Why is it that we only hear about the Vix when the market is correcting? During last year's rally it reached historic lows; the market quietly went up while the Vix quietly went down.
When the market is going up and the Vix is going down, everything is hunky dory. Profits are made and confidence is high. Below we look at the Vix index versus the point spread between the daily high and low prices in the S&P 500. As we would expect, when the market is volatile it shows up as an increase in the Vix and our High/Low spread.
The point: opportunity.
If there is a larger difference between the highs and lows in the market then there are more intra day trading opportunities. These large swings also give old money a chance to get out of stocks and allow new money in.
Not everyone is able to track the market all day long and make profits off of intra day changes, but it is not always so bad when things get shaken up.

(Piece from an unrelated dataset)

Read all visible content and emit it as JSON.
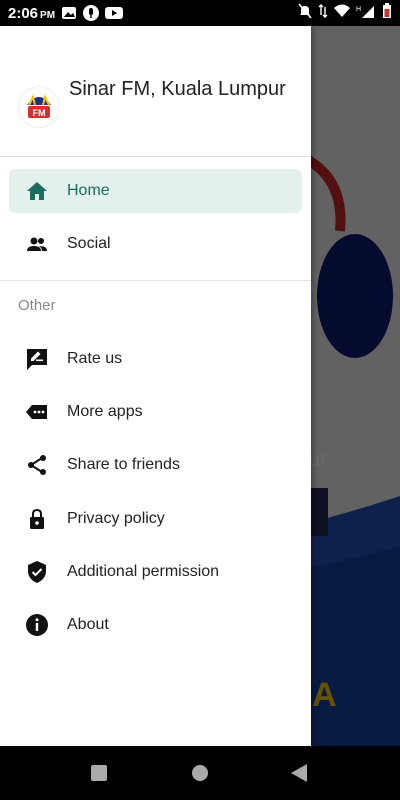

The table below illustrates what the S&P 500 has done since 1990 after the Vix index reaches six month highs or lows. A six month high for the Vix has indicated a good buying opportunity as the market has rallied 3% over the following six months. Conversely, a low for the Vix is a bearish sign and we see that the market is down on average for the following periods.